May 10th - T125A and T128 "Exotics" and then the T123's, what a day!
Two groups of killer whales and perfect weather, what more could we have asked for!
Cascadia departed from Nanaimo at 12pm and headed south through Dodd Narrows towards confirmed reports of two bull transient killer whales. They were spotted from shore earlier that morning and a boat was already on scene with them. What a way to start the day!

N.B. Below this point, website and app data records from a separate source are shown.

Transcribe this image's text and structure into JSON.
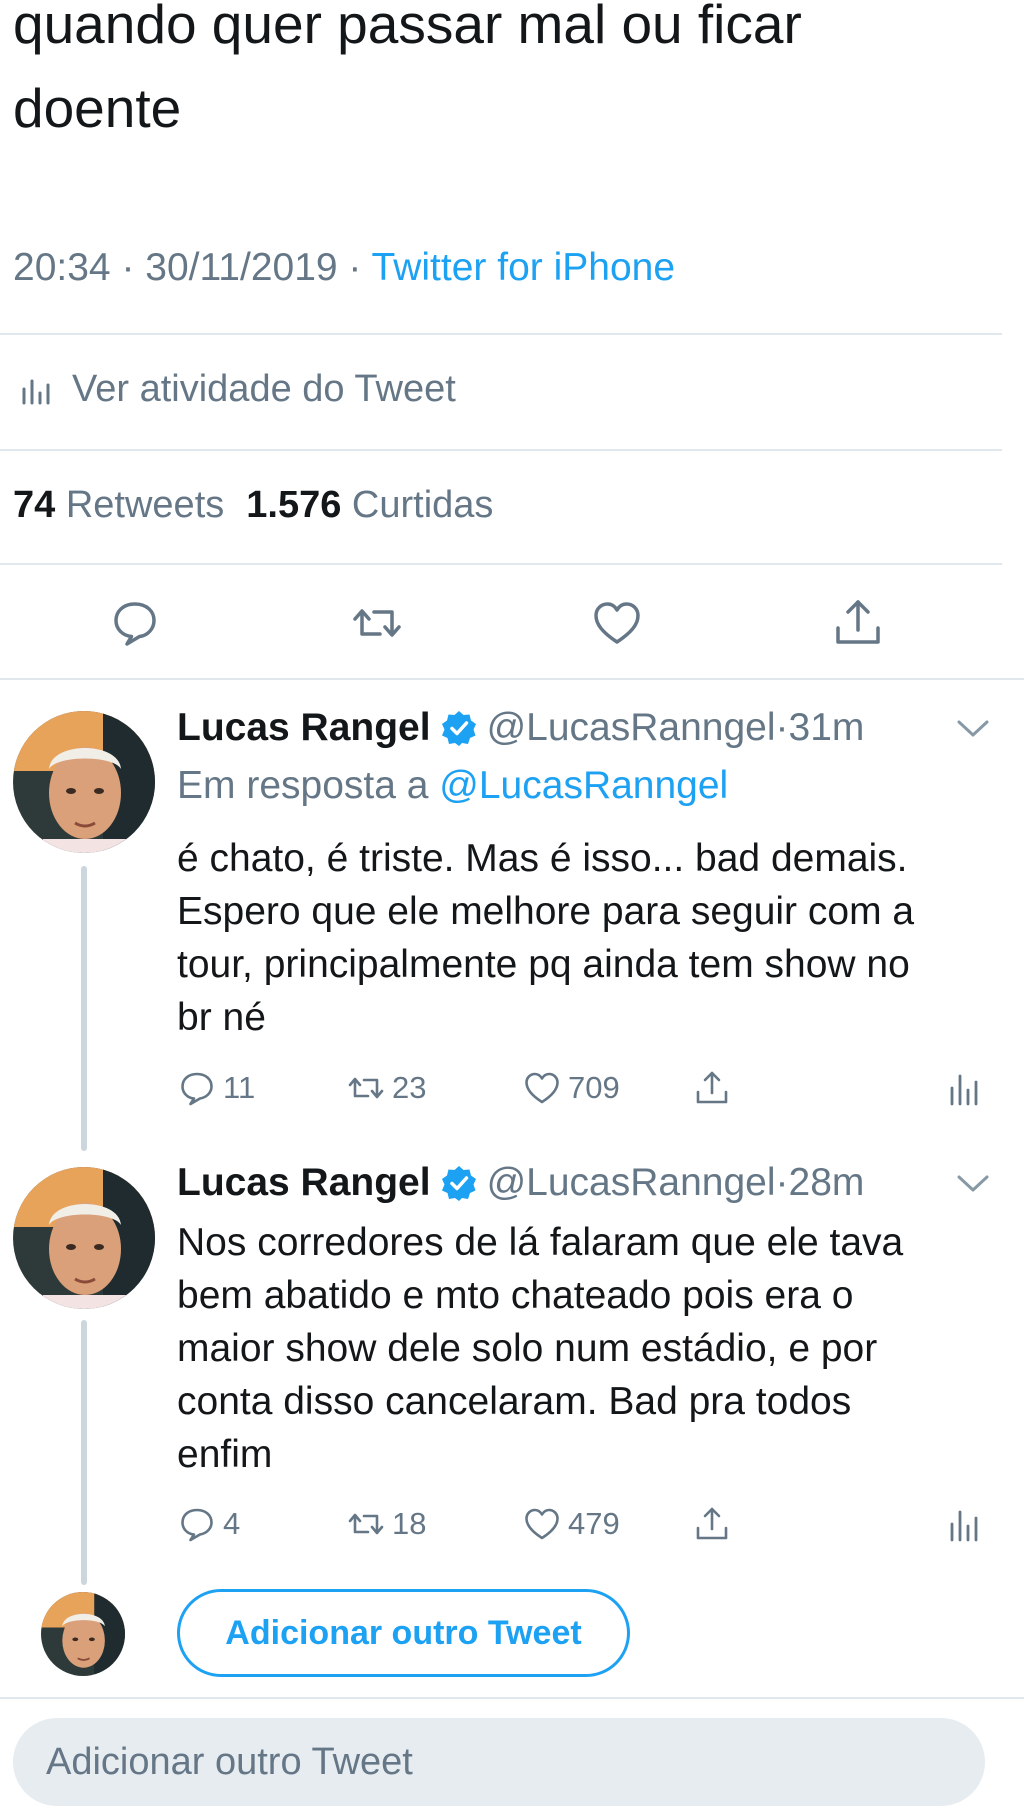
{
  "main_tweet": {
    "text_lines": [
      "quando quer passar mal ou ficar",
      "doente"
    ],
    "time": "20:34",
    "sep1": " · ",
    "date": "30/11/2019",
    "sep2": " · ",
    "source": "Twitter for iPhone",
    "activity_label": "Ver atividade do Tweet",
    "retweets_count": "74",
    "retweets_label": "Retweets",
    "likes_count": "1.576",
    "likes_label": "Curtidas"
  },
  "replies": [
    {
      "name": "Lucas Rangel",
      "handle": "@LucasRanngel",
      "sep": " · ",
      "time": "31m",
      "reply_prefix": "Em resposta a ",
      "reply_to": "@LucasRanngel",
      "text_lines": [
        "é chato, é triste. Mas é isso... bad demais.",
        "Espero que ele melhore para seguir com a",
        "tour, principalmente pq ainda tem show no",
        "br né"
      ],
      "replies": "11",
      "retweets": "23",
      "likes": "709"
    },
    {
      "name": "Lucas Rangel",
      "handle": "@LucasRanngel",
      "sep": " · ",
      "time": "28m",
      "text_lines": [
        "Nos corredores de lá falaram que ele tava",
        "bem abatido e mto chateado pois era o",
        "maior show dele solo num estádio, e por",
        "conta disso cancelaram. Bad pra todos",
        "enfim"
      ],
      "replies": "4",
      "retweets": "18",
      "likes": "479"
    }
  ],
  "add_tweet_button": "Adicionar outro Tweet",
  "compose_placeholder": "Adicionar outro Tweet",
  "colors": {
    "accent": "#1da1f2",
    "muted": "#657786",
    "divider": "#e1e8ed",
    "verified": "#1da1f2"
  }
}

The two males were the same “exotic” transient killer whales we saw 5 days earlier down near Victoria, T124A and T128. Typically these two brothers spend their time way north of here, in Haida Gwaii. Maybe they’ve been finding lots of prey around here and will stick around, or maybe they are heading north back to their usual stomping grounds as we speak! Either way, it was a treat to see these remarkable fins cruise through our local emerald green waters.

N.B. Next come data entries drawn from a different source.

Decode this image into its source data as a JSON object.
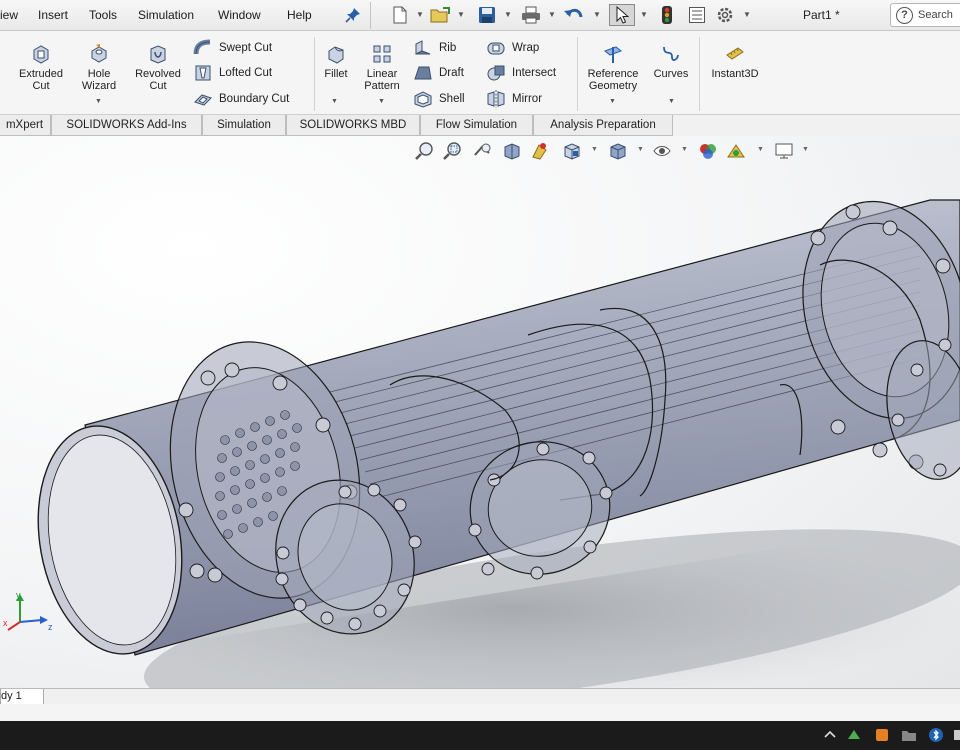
{
  "menu": {
    "items": [
      "iew",
      "Insert",
      "Tools",
      "Simulation",
      "Window",
      "Help"
    ]
  },
  "document": {
    "title": "Part1 *"
  },
  "search": {
    "label": "Search"
  },
  "ribbon": {
    "extruded_cut": "Extruded Cut",
    "hole_wizard": "Hole Wizard",
    "revolved_cut": "Revolved Cut",
    "swept_cut": "Swept Cut",
    "lofted_cut": "Lofted Cut",
    "boundary_cut": "Boundary Cut",
    "fillet": "Fillet",
    "linear_pattern": "Linear Pattern",
    "rib": "Rib",
    "draft": "Draft",
    "shell": "Shell",
    "wrap": "Wrap",
    "intersect": "Intersect",
    "mirror": "Mirror",
    "reference_geometry": "Reference Geometry",
    "curves": "Curves",
    "instant3d": "Instant3D"
  },
  "tabs": [
    "mXpert",
    "SOLIDWORKS Add-Ins",
    "Simulation",
    "SOLIDWORKS MBD",
    "Flow Simulation",
    "Analysis Preparation"
  ],
  "model_tabs": [
    "dy 1"
  ],
  "triad": {
    "x": "x",
    "y": "y",
    "z": "z"
  },
  "colors": {
    "accent": "#1f63b5",
    "model_body": "#9aa0b4",
    "model_edges": "#1a1a1a",
    "background": "#f4f5f6"
  },
  "icons": {
    "pin": "pin-icon",
    "new": "new-document-icon",
    "open": "open-icon",
    "save": "save-icon",
    "print": "print-icon",
    "undo": "undo-icon",
    "select": "select-cursor-icon",
    "rebuild": "traffic-light-icon",
    "file_props": "file-properties-icon",
    "options": "gear-icon"
  }
}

After following these two through the Narrows our boat went around Gabriola Island and into the Strait of Georgia where whale watching boats were with more transient killer whales. One of our favourite groups to watch, the T123’s, were traveling across the Strait. We’ve had a lot of windy days over the past few weeks so it was wonderful to see the Strait flat as glass and to see the T123’s various fin sizes pop up in front of the stunning backdrop of the Coastal mountains.
The T123’s are a family pod of 4 whales. In killer whale societies there is no father figure, it is the mother who plays the role of matriarch and raises and directs the pod. Matriarch T123, “Sidney”, was born in 1985 and has three offspring varying in age from 19 years old to 8 months old! The big impressive fin in the pod belongs to her eldest, T123A “Stanley”, and the calf everyone was cooing over belongs to the newest addition, T123D “Darcy”. What is cuter than a baby orca? Nothing!
Here are some of the best photos taken by marine naturalist Val Watson. Tours are departing every day out of Nanaimo at 12pm, give us a call or book online if you’d like to join!